Britain has poor survival rates for 9 out of 10 cancers


The UK falling behind the rest of Europe in cancer survival rates.

The World Health Organisation (WHO) recently revealed global cancer cases have now reached 14 million each year. It also predicts that by 2025 the incidence of cancer around the world will hit 19 million cases every year.

These figures come at the same time as a report examining European survival rates five years after diagnosis, was published in Lancet Oncology. The analysis looks at 10 common types of cancer in some 10 million adult patients across more than 29 countries in Europe, diagnosed between 2000 and 2007.

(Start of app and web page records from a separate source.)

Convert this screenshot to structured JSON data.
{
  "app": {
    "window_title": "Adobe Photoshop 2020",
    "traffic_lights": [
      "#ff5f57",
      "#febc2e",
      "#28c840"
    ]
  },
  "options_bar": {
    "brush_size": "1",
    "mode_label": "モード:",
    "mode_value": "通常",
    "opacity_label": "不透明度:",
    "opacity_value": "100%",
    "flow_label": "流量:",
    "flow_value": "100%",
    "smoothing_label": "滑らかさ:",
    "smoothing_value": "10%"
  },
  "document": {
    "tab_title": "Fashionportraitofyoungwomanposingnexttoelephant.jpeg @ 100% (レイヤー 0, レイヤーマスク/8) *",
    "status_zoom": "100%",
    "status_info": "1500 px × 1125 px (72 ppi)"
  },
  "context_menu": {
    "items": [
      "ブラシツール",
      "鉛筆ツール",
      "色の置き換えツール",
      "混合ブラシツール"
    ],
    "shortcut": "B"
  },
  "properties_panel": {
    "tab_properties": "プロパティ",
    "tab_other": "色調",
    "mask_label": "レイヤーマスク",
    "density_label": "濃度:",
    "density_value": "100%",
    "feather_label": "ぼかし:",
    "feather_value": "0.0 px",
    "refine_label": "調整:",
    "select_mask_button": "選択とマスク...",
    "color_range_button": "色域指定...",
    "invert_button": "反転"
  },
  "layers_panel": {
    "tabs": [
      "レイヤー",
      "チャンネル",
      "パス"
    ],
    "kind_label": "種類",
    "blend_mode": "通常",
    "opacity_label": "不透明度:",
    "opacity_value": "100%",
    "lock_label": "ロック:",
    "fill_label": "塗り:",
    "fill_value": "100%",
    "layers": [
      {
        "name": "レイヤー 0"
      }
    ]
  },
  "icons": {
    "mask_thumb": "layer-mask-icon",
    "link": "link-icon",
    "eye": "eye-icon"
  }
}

In general, survival rates have been improving across the continent, with the Scandinavian countries in particular achieving high survival rates for most forms of cancers. The cancers with the most improved survival rates across the countries examined were prostate, rectal and non-Hodgkin lymphoma; seeing a 8.3%, 5.5% and 6.6% increase in five-year survival respectively between 2005-7 compared to 1999-2001.

It is, however, the discrepancies in the rate at which survival is improving in different countries that is causing concern. Maybe most surprising is that Britain is falling behind many of the other countries studied; this is despite increased investment in research and treatment. For example, the UK currently achieves lower survival rates for kidney cancer than eastern European countries like Latvia and Estonia.

Although overall the five-year survival rates in Britain have been slowly increasing over recent decades for most forms of cancer, it is still only comparable to or actually falling below the European average for 9 out of the 10 types that were looked at.

It’s suggested that this is due to delays in diagnosis, which means that treatment is less effective in the later stages of the disease. Only in the case of skin cancer does the UK actually demonstrate a higher than average survival rate.

The study also looked at cancer survival by age. In general all countries saw a decrease in survival rate as age increased, but the results showed the UK has the worst rate for patients in their 70s and 80s.

There is no doubt that on the whole advancements in treatment have lead to an overall increase in the number of people surviving after cancer diagnosis. However, effort is still required to minimise the variance between countries. More awareness of risk factors and timely diagnosis is needed across the board.

Co-leader of the Lancet Oncology report Dr Roberta De Angelis reinforced that “there continues to be big disparities between countries, and international survival differences are narrowing for only a few cancers such as breast, rectum, prostate, and melanoma of the skin.”